My parents flew in for a visit on Saturday, our first visitors to New Zealand! They flew in to Queenstown and we spent four nights there. We enjoyed a great view of Lake Wakatipu from our rental house. Sunday Jean and I went for a trail run and Mom and Dad walked by the lake. Monday was a dramatic stormy day, perfect for wine tasting so we went to Peregrine winery and had a wonderful tasting. I’ve never liked pinot gris before until trying theirs. Afterwards we ate at Amisfield, another winery with a very yummy restaurant.

Tuesday was our big day, getting on the bus in the morning for a trip to Milford Sound. Dad stayed in Queenstown and went for long walks and did his botanical drawings in the gardens. Mom, Jean and I took the very scenic bus ride to Milford Sound and then cruised out to the Tasman Sea on a boat. When we came back we decided to take the offer of a helicopter ride. It was amazing, our pilot flew us right next to the mountain walls to ride the thermals up and we landed on a glacier near the top of the Darran Mountains. We had a perfect day for it which doesn’t happen all the time. Getting out on the glacier was the highlight of the day for me. It would have been even sweeter if we climbed to it. Seeing what’s back there makes us eager to explore it more. Here is our landing.
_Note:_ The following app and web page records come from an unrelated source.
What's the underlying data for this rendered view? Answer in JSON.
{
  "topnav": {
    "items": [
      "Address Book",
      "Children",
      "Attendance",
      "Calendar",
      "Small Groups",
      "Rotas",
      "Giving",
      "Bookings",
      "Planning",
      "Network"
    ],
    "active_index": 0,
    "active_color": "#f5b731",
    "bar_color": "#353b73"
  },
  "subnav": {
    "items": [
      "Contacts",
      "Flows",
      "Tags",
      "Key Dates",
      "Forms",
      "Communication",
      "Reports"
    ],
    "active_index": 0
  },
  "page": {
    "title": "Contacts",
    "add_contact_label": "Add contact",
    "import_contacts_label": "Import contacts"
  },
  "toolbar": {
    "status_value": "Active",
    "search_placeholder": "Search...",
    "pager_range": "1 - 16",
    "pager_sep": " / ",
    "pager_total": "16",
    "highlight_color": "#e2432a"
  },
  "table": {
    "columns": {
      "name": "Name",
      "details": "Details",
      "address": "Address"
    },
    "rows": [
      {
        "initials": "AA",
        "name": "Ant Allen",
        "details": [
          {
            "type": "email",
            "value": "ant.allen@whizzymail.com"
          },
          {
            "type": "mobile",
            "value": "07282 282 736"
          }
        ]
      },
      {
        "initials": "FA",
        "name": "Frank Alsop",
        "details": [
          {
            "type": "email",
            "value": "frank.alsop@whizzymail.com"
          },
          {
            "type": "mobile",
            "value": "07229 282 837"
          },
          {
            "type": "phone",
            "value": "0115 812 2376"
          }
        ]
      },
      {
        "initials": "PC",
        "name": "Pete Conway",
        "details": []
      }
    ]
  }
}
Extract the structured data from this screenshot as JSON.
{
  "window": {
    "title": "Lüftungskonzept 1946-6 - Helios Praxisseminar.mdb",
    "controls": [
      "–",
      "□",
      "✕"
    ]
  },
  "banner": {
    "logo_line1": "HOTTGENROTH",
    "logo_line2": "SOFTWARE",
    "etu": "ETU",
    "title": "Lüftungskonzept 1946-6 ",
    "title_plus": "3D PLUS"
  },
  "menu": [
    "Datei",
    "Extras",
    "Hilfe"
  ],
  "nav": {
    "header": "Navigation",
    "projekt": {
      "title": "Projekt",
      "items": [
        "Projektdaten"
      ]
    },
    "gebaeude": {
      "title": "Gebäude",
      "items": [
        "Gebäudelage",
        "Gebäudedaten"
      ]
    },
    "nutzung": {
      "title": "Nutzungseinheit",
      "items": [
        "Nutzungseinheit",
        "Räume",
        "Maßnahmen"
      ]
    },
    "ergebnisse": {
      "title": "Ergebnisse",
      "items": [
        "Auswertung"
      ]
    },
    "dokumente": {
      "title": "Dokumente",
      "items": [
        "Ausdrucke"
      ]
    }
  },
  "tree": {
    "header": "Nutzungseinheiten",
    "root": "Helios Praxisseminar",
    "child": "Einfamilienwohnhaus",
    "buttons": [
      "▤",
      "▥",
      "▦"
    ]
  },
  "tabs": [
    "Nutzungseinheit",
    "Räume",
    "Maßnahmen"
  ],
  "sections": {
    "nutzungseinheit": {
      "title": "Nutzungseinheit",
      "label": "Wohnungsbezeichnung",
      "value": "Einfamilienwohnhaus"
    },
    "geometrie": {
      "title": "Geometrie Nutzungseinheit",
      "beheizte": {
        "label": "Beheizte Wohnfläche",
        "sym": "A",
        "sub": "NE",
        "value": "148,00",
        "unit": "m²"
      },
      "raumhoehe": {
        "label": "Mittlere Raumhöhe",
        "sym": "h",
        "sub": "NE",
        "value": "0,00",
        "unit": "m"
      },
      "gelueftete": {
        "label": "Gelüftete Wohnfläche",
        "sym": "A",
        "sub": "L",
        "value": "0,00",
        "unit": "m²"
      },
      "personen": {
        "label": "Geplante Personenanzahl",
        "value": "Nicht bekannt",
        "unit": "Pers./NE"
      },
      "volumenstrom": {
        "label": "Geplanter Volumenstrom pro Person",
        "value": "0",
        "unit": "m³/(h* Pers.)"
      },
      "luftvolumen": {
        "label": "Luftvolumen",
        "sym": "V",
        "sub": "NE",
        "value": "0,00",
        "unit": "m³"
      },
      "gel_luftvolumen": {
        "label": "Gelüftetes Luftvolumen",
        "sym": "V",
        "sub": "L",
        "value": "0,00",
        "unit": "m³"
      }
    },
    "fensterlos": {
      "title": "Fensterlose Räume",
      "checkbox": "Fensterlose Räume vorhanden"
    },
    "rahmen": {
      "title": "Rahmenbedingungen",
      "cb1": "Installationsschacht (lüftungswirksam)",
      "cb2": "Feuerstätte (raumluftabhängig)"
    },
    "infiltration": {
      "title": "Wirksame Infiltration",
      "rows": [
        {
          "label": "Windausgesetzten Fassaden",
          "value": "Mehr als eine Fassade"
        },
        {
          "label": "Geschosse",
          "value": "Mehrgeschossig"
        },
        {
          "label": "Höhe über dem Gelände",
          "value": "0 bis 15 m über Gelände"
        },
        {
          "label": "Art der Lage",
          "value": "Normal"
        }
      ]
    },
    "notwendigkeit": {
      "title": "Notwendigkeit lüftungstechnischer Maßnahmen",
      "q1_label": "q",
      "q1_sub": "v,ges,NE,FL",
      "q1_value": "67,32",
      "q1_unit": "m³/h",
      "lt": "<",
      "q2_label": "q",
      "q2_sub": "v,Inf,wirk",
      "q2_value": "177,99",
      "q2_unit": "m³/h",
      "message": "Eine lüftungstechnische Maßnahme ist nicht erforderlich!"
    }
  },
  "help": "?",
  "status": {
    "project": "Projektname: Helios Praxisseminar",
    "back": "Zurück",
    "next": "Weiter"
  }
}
Now Mom and Dad are back in Oamaru and getting the tour. Oamaru is celebrating the 100th anniversary of the Antarctic Scott expedition’s ship, the Terra Nova, landing at Oamaru Harbor and delivering news of the polar party perishing on the ice to England via a telegraph. We saw some excellent photographic prints taken during the expedition at a museum in town today. Tonight we are hoping to see some yellow-eyed penguins.


Thanksgiving in Florida

I’ve updated my blog in preparation for our imminent move to New Zealand. The old stuff is over here. However we are not quite out of the country yet and we managed to escape to sunny Florida for Thanksgiving to see a lot of family. This year we skipped the rental car and just rented a tandem bicycle at the local shop. Most of the area is pretty bicycle friendly, flat with some nice rails to trails. Our longest ride was about twenty five miles from Venice to Longboat Key and we encountered some more aggressive Florida drivers and when we got off the busy roads we sometimes encountered blockages that don’t show up on Google maps.

The day before Thanksgiving we had everyone over to our place on Casey Key and served sandwiches that we transported on the tandem, along with beer and other stuff!

Now we are back in Portland and trying to figure out how to take our bikes and other important stuff to New Zealand.